***** Data for this task *****

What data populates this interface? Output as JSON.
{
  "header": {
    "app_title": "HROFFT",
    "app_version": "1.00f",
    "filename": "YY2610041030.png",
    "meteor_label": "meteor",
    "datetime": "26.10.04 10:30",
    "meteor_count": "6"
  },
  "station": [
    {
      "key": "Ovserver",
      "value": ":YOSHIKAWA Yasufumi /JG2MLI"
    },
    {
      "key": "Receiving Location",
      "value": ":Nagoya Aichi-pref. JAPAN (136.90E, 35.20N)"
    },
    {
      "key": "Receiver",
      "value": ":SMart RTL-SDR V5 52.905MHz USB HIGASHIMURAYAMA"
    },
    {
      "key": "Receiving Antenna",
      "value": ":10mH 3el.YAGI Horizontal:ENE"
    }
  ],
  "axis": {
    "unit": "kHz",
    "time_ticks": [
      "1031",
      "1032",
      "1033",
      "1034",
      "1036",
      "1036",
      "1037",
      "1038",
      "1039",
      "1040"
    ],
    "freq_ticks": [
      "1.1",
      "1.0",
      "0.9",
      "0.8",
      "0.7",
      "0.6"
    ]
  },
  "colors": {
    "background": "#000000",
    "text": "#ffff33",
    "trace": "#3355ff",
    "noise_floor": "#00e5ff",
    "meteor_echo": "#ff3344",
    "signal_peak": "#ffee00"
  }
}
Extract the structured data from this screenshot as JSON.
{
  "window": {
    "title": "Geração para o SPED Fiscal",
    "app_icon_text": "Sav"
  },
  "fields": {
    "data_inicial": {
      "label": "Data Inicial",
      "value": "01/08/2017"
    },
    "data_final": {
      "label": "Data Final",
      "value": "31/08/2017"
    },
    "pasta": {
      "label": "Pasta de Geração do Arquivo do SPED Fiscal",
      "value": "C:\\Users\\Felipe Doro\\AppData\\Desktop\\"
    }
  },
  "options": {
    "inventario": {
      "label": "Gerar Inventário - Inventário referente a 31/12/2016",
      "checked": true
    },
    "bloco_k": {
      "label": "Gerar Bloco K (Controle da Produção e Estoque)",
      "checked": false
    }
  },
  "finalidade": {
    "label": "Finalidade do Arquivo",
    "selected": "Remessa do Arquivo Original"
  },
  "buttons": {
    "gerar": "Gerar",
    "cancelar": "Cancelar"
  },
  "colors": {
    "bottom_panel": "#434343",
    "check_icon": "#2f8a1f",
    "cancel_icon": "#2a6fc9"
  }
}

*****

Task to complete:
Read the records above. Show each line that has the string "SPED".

Exercise response:
    "title": "Geração para o SPED Fiscal",
      "label": "Pasta de Geração do Arquivo do SPED Fiscal",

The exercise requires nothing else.